Having found error in the calculation of the appellant’s maximum possible sentence,[2] we must consider whether we can reassess the sentence. If we can determine that, “absent the error, the sentence would have been at least of a certain magnitude,” then we “may cure the error by reassessing the sentence instead of ordering a sentence rehearing.” United States v. Doss, 57 M.J. 182, 185 (C.A.A.F. 2002) (citing United States v. Sales, 22 M.J. 305, 307 (C.M.A. 1986)); United States v. Peoples, 29 M.J. 426, 428 (C.M.A. 1990).

The maximum punishment for the appellant’s misconduct, as calculated by the parties at trial and accepted by the military judge, was a dishonorable discharge, confinement for 31 years, total forfeitures of pay and allowances, reduction to E-1, and a fine. When correctly calculated, the maximum punishment includes confinement for only 26 years. The disparity between these figures, however, does not affect the facts underlying the appellant’s misconduct, and we are satisfied that the military judge who sentenced the appellant would have arrived at the same sentence using the lesser maximum.

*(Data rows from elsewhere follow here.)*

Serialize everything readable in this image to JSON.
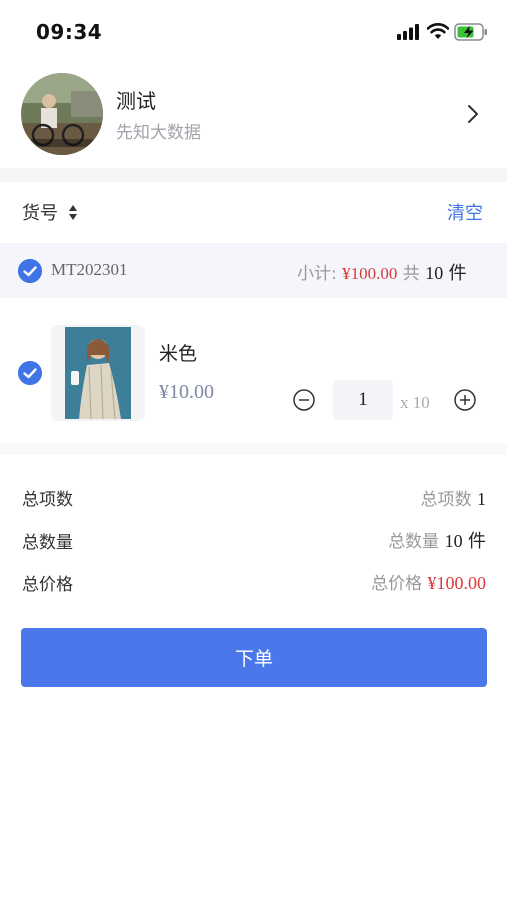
{
  "status_bar": {
    "time": "09:34"
  },
  "profile": {
    "name": "测试",
    "subtitle": "先知大数据"
  },
  "sort": {
    "label": "货号"
  },
  "actions": {
    "clear_label": "清空",
    "order_label": "下单"
  },
  "group": {
    "code": "MT202301",
    "subtotal_label": "小计:",
    "subtotal_price": "¥100.00",
    "count_prefix": "共",
    "count_value": "10",
    "count_unit": "件",
    "checked": true
  },
  "item": {
    "name": "米色",
    "price": "¥10.00",
    "quantity": "1",
    "multiplier": "x 10",
    "checked": true
  },
  "summary": {
    "items_label": "总项数",
    "items_right_label": "总项数",
    "items_value": "1",
    "qty_label": "总数量",
    "qty_right_label": "总数量",
    "qty_value": "10",
    "qty_unit": "件",
    "price_label": "总价格",
    "price_right_label": "总价格",
    "price_value": "¥100.00"
  },
  "colors": {
    "accent": "#3f74e6",
    "button": "#4a77ea",
    "price_red": "#d9383a"
  }
}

Finally, the appellant contends that his sentence, as adjudged and approved, was inappropriately severe. We consider sentence appropriateness de novo. United States v. Baier, 60 M.J. 382, 383-84 (C.A.A.F. 2005); United States v. Hutchison, 57 M.J. 231, 234 (C.A.A.F. 2002); United States v. Baker, 28 M.J. 121, 122 (C.M.A. 1989). Although we generally consider appropriateness without reference to other sentences, we are required to examine sentence disparities in closely related cases, and permitted -- but not required -- to do so in other cases. United States v. Wacha, 55 M.J. 266, 267-68 (C.A.A.F. 2001) (citing United States v. Ballard, 20 M.J. 282, 286 (C.M.A. 1985)); United States v. Lacy, 50 M.J. 286, 288 (C.A.A.F. 1999); United States v. Olinger, 12 M.J. 458, 460 (C.M.A. 1982) (citing United States v. Mamaluy, 27 C.M.R. 176, 180 (C.M.A. 1959)).

The appellant asks us to consider other cases in which military members who committed other crimes -- some similar to his own, some not -- were treated more leniently than he. We are neither persuaded that these cases require sentence comparison, nor convinced that the appellant suffered a miscarriage of justice merely because some other offender received a lesser punishment. See United States v. Durant, 55 M.J. 258, 261 (C.A.A.F. 2001) (the military justice system “must be prepared to accept some disparity” even in the sentence of codefendants, provided each is sentenced as an individual). We therefore examine the appellant’s sentence in light of the facts specific to his case. Peoples, 29 M.J. at 427; United States v. Snelling, 14 M.J. 267, 268 (C.M.A. 1982). We note in particular the nature of the appellant’s misconduct; that he committed offenses against two victims; and that he received punishment under Article 15, UCMJ, 10 U.S.C. § 815, for additional misconduct committed just weeks prior to his general court-martial. Taking these factors into account, we find nothing inappropriately severe in his punishment. See United States v. Healy, 26 M.J. 394, 395 (C.M.A. 1988).


The findings and sentence, as reassessed, are correct in law and fact, and no error prejudicial to the substantial rights of the appellant occurred. Article 66(c), UCMJ, 10 U.S.C. § 866(c); United States v. Reed, 54 M.J. 37, 41 (C.A.A.F. 2000). Accordingly, the findings and sentence, as reassessed, are


Judge Smith participated in this opinion prior to his reassignment.



Chief Court Administrator


ACM 35905

[1] The 2002 edition of the MCM, in effect at the time of the appellant’s trial, contains the same maximum punishment for this offense.

[2] The appellant does not claim, and we do not find, that the miscalculation of the maximum sentence would have affected his pleas.